Where does the string "this" occur in the records? Copy each line that holds it.

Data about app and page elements
------------------------------
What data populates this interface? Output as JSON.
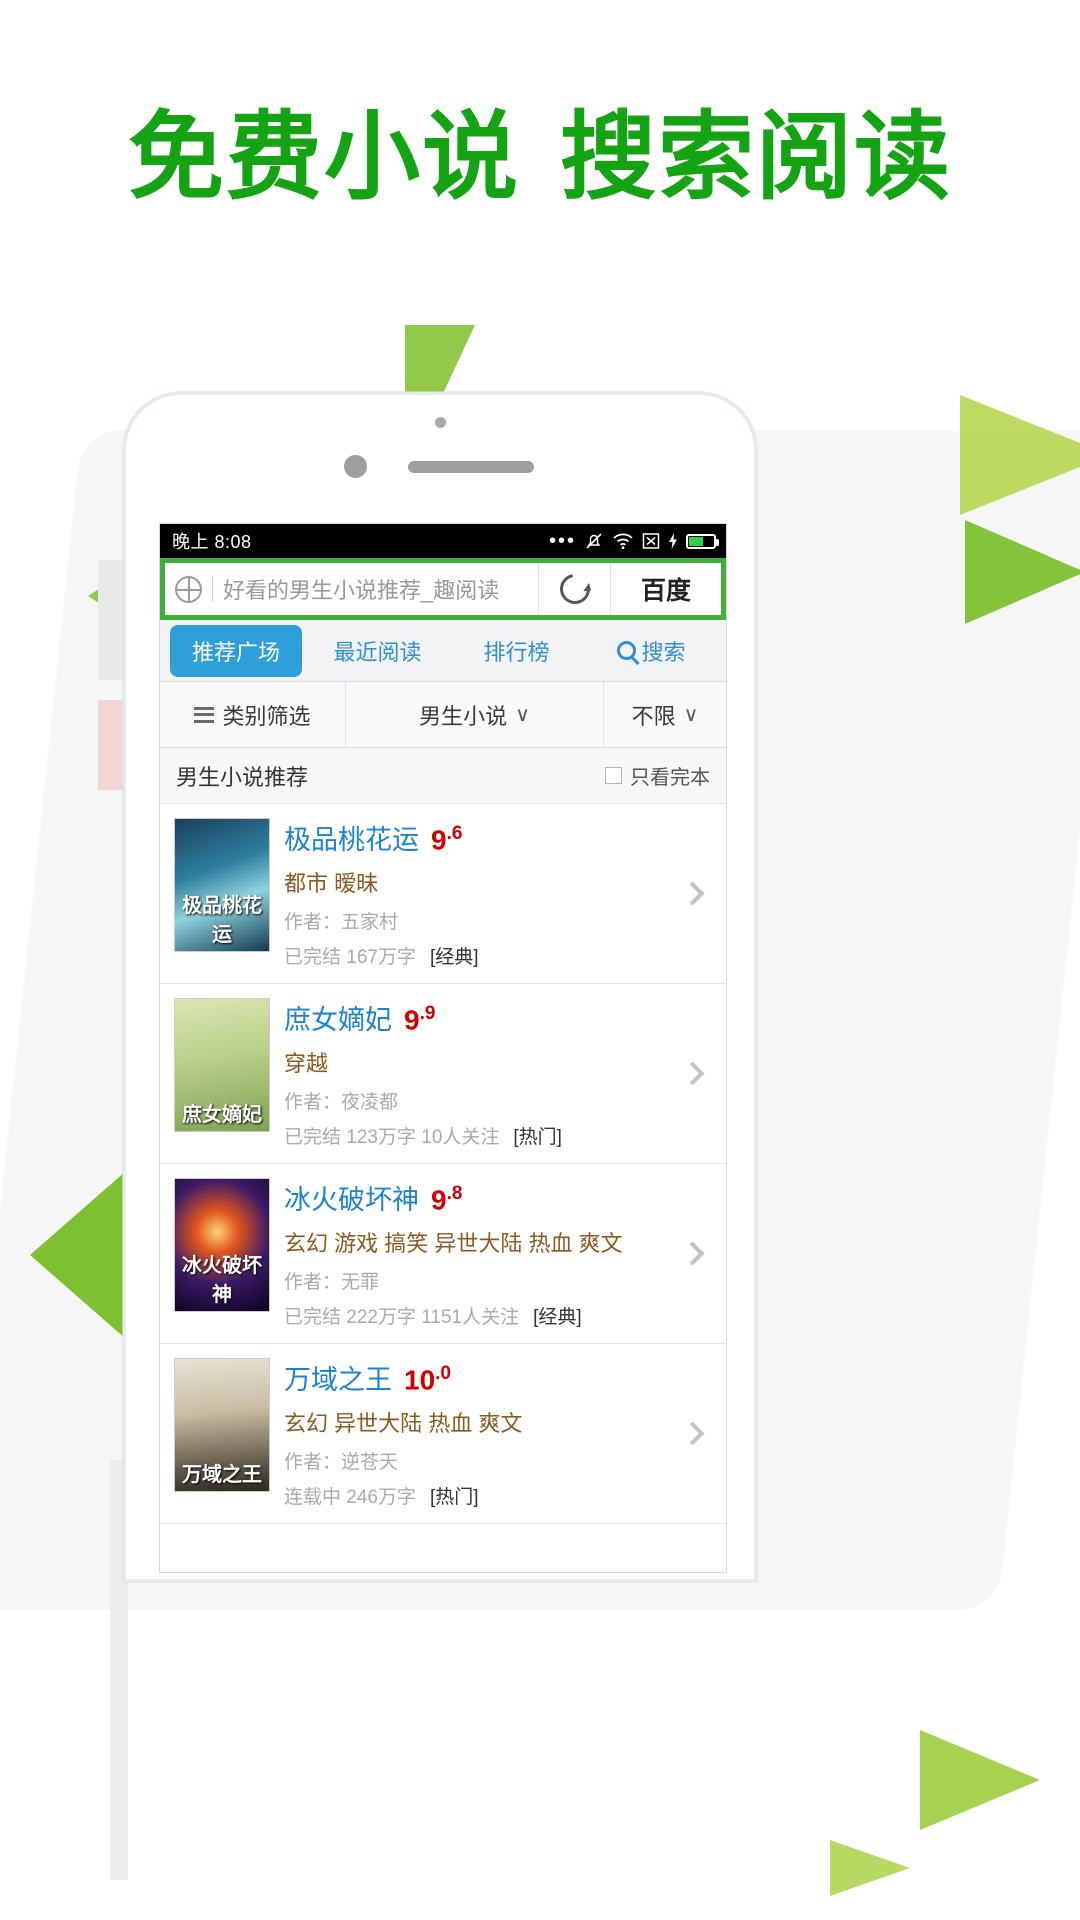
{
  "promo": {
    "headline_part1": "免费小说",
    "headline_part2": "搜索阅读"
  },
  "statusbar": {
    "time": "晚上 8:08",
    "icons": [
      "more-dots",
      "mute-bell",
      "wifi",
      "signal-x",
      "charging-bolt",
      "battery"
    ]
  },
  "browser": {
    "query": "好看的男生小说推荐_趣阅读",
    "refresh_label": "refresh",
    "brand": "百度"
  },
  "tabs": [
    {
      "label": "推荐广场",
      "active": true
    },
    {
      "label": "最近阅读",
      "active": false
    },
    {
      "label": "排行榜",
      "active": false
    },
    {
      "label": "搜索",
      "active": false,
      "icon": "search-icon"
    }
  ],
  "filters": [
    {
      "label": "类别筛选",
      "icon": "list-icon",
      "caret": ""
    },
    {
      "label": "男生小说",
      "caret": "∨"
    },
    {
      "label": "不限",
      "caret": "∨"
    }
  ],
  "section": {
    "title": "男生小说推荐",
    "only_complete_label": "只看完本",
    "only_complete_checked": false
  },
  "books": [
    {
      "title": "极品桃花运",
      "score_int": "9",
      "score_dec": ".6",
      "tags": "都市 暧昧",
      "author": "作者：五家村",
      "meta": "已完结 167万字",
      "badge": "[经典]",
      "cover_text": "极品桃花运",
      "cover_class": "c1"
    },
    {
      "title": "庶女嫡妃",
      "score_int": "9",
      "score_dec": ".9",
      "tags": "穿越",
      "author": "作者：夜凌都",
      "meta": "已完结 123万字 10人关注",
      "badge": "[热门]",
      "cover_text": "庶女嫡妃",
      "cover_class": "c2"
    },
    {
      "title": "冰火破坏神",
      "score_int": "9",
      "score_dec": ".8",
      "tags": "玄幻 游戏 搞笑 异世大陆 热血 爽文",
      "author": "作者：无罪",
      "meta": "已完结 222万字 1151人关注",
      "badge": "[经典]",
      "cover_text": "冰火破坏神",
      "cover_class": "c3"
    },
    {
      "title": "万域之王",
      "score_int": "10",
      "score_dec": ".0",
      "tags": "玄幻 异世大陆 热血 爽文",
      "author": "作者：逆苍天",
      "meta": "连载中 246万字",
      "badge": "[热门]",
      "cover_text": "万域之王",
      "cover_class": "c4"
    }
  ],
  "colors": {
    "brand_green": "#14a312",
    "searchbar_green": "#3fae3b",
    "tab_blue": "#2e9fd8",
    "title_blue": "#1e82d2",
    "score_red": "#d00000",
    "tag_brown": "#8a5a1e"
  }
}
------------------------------
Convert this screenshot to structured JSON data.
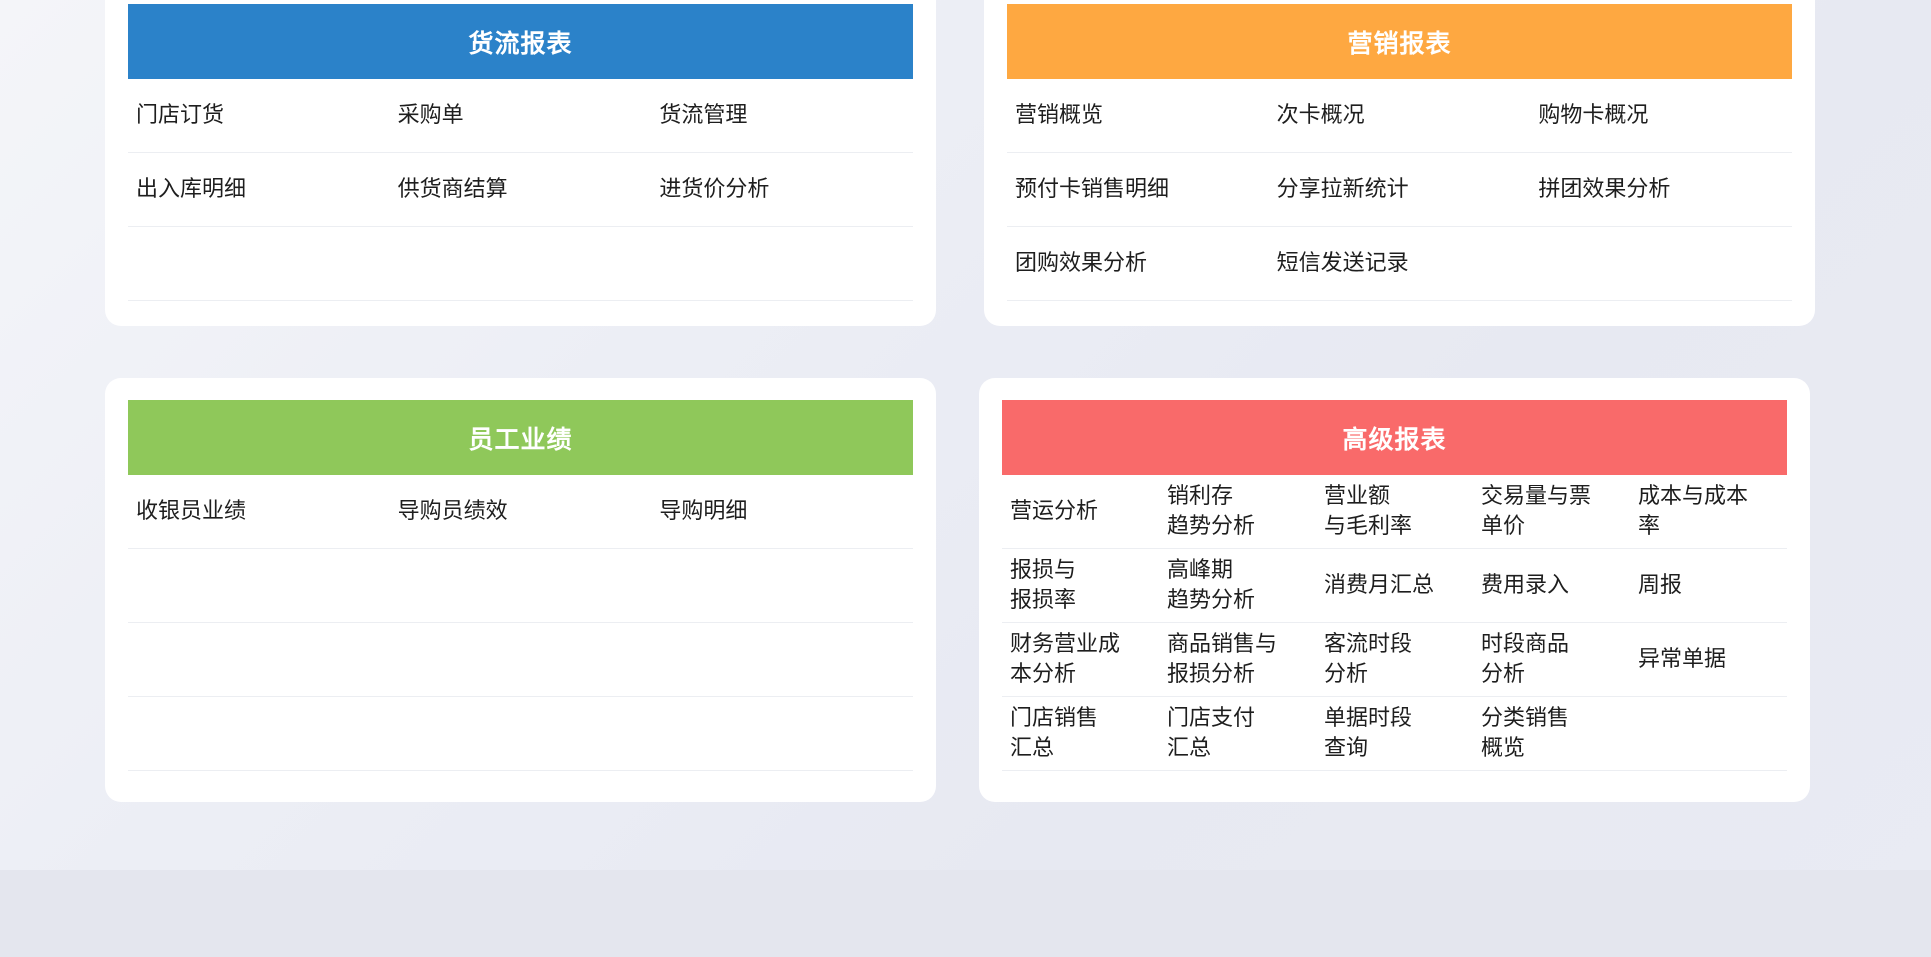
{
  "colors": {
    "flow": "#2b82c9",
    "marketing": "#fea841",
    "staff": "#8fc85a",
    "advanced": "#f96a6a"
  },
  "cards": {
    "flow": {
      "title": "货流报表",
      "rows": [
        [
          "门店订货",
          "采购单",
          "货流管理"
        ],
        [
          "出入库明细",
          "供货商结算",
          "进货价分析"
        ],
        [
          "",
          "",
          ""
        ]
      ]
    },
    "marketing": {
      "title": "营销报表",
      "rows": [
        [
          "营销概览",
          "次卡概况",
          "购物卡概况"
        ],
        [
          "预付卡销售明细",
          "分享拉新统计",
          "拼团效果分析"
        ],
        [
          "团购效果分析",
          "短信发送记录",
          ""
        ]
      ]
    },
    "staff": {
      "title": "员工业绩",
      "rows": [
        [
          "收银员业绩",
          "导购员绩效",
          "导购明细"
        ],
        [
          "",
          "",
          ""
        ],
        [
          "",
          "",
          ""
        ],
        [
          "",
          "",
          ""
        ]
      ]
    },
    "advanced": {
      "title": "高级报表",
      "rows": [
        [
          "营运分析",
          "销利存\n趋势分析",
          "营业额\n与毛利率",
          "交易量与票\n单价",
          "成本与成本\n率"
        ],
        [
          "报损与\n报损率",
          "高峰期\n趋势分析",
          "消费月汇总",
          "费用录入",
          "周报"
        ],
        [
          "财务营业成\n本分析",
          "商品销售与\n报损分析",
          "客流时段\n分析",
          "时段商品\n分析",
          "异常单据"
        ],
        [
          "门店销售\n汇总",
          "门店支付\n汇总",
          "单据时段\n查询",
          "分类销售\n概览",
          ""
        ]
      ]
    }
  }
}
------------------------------
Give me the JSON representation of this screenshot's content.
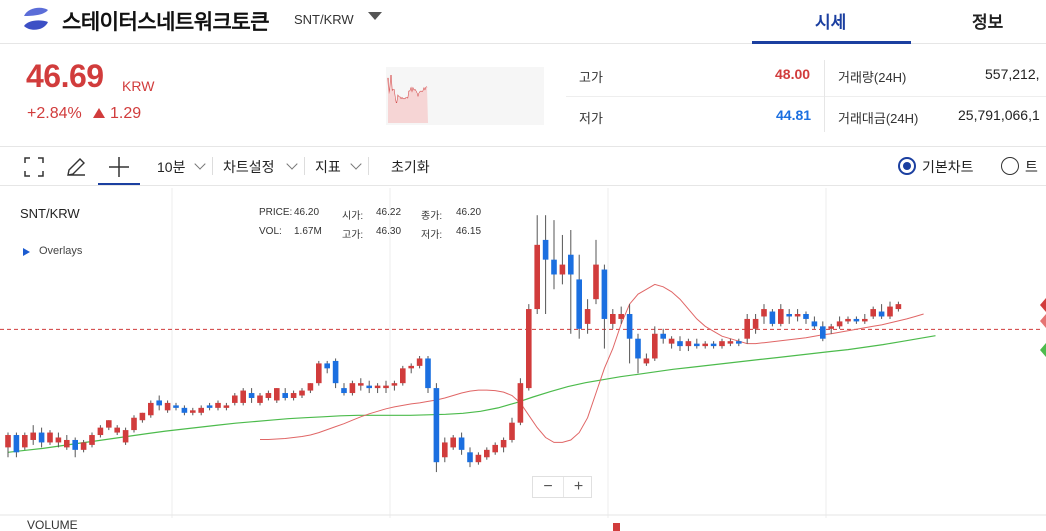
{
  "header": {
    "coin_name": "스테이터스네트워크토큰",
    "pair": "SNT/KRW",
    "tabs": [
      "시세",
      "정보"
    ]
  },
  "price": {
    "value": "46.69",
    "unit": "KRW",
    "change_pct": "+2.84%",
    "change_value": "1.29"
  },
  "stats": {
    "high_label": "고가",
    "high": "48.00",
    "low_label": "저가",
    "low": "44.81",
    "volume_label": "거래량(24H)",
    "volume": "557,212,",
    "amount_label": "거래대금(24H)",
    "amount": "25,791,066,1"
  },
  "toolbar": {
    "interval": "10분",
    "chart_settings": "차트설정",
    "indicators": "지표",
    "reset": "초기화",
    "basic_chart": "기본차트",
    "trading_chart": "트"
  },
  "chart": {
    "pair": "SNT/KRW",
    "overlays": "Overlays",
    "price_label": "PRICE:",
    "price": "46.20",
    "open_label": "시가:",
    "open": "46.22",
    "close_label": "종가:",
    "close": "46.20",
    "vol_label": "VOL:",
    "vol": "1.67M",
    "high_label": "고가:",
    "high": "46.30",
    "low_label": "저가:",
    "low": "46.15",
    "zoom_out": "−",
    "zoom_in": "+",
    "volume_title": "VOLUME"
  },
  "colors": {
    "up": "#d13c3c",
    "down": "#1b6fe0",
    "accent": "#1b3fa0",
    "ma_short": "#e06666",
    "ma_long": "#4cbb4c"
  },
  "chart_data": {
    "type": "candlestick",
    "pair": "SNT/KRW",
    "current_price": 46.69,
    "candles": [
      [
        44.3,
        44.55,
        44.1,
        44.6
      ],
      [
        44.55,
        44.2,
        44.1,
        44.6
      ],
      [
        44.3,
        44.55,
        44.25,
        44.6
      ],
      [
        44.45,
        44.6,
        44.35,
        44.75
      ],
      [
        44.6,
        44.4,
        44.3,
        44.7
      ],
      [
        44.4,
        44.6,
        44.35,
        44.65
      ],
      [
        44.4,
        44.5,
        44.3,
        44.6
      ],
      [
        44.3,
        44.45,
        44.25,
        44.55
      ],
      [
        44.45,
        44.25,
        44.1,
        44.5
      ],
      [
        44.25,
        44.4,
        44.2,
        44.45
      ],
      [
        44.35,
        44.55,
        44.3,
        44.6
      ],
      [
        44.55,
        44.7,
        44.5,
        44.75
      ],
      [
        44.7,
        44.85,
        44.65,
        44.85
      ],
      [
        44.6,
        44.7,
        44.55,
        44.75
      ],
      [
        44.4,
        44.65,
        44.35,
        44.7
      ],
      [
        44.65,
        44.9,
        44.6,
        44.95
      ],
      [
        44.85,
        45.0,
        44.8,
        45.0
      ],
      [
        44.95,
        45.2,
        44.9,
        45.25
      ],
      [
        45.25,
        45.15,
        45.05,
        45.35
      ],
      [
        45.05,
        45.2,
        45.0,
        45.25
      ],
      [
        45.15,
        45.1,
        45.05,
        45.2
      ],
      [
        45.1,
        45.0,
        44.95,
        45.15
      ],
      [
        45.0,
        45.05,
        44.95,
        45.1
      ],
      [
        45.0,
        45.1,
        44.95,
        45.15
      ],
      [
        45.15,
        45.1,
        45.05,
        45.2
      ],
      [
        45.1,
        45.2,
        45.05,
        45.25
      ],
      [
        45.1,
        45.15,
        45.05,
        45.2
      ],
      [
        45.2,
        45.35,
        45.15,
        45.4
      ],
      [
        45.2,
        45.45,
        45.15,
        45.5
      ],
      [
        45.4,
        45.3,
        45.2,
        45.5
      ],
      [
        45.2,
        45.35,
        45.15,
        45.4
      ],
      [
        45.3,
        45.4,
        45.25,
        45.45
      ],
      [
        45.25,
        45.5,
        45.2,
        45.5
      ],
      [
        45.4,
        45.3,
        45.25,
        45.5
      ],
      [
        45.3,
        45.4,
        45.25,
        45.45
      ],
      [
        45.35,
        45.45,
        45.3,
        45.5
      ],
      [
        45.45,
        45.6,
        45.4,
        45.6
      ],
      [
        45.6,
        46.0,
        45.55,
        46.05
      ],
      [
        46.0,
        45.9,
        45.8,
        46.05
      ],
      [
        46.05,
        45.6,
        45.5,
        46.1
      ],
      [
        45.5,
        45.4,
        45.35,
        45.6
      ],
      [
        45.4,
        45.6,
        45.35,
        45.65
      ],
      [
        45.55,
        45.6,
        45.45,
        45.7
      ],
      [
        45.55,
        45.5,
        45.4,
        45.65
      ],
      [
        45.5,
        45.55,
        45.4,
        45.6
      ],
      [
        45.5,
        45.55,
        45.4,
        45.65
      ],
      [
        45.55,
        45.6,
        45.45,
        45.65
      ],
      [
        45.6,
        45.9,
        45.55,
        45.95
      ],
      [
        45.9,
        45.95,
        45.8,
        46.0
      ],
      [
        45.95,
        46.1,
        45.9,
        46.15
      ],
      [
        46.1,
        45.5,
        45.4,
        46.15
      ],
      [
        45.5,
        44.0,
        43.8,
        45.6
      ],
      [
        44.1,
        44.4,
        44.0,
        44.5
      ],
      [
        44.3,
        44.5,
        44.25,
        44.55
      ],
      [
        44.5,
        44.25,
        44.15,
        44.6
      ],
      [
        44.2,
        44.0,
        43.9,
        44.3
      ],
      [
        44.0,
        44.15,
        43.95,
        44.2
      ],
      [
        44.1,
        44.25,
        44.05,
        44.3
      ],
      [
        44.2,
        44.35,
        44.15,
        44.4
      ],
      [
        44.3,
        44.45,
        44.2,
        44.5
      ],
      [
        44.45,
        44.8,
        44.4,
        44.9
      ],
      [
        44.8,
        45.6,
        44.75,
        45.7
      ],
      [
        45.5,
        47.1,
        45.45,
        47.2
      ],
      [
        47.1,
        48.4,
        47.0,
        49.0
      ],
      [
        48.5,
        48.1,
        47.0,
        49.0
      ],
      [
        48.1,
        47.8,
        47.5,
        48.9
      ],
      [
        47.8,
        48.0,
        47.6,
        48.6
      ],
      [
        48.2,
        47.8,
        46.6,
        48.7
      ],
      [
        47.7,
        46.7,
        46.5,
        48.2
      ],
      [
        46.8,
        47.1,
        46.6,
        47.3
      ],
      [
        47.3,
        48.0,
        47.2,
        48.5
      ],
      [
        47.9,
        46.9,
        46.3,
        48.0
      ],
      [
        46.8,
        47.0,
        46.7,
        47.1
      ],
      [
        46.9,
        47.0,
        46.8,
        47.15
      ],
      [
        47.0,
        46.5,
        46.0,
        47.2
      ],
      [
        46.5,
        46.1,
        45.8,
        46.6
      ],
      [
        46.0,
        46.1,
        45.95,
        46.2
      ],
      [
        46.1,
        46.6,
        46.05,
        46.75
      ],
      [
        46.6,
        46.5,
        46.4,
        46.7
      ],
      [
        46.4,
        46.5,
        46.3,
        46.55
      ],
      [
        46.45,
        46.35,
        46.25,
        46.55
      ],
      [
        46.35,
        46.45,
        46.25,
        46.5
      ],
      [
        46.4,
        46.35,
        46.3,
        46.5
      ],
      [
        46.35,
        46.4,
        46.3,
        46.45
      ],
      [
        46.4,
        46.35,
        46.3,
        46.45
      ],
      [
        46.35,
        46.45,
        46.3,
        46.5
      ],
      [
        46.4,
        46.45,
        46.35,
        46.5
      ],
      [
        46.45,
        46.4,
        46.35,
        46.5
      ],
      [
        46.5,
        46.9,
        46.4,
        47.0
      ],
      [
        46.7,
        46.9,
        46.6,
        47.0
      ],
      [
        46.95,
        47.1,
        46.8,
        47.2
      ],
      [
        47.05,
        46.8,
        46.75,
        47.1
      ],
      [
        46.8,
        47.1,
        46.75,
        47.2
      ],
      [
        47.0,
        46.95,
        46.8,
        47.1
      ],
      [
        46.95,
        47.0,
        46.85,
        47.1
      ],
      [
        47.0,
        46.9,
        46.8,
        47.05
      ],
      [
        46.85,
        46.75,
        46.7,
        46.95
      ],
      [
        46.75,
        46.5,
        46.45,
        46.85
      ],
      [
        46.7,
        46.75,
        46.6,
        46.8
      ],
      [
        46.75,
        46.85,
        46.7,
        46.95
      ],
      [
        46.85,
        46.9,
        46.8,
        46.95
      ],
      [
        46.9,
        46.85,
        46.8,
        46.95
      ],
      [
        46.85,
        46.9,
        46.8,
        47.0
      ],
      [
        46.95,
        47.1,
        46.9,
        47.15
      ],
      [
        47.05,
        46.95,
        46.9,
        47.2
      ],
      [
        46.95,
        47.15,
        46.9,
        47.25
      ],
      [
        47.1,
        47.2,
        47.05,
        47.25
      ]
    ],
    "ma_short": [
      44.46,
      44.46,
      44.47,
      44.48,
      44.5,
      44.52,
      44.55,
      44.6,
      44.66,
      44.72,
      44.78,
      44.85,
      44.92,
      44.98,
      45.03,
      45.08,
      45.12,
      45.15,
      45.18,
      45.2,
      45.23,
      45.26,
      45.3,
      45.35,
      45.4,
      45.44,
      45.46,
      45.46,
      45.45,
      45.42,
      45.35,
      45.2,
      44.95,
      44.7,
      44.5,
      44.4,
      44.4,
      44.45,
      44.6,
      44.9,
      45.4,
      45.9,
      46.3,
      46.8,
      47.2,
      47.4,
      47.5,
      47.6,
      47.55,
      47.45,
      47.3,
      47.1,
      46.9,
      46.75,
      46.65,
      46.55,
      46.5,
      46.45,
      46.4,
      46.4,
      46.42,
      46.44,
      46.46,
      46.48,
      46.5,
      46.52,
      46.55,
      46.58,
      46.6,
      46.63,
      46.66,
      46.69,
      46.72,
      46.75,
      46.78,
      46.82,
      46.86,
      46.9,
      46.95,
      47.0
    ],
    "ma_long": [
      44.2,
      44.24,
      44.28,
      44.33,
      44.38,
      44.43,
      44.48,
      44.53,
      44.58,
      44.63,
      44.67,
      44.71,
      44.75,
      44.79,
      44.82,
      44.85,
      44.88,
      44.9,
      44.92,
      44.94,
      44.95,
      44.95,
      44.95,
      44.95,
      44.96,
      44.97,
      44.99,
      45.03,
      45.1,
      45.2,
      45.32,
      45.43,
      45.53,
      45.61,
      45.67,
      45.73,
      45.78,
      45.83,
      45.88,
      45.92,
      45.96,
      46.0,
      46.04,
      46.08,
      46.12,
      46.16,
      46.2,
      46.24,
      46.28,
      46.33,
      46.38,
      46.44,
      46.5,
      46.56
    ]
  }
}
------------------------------
Solution to the exercise →
What data populates this interface? Output as JSON.
Convert this screenshot to structured JSON data.
Give me the JSON representation of this screenshot's content.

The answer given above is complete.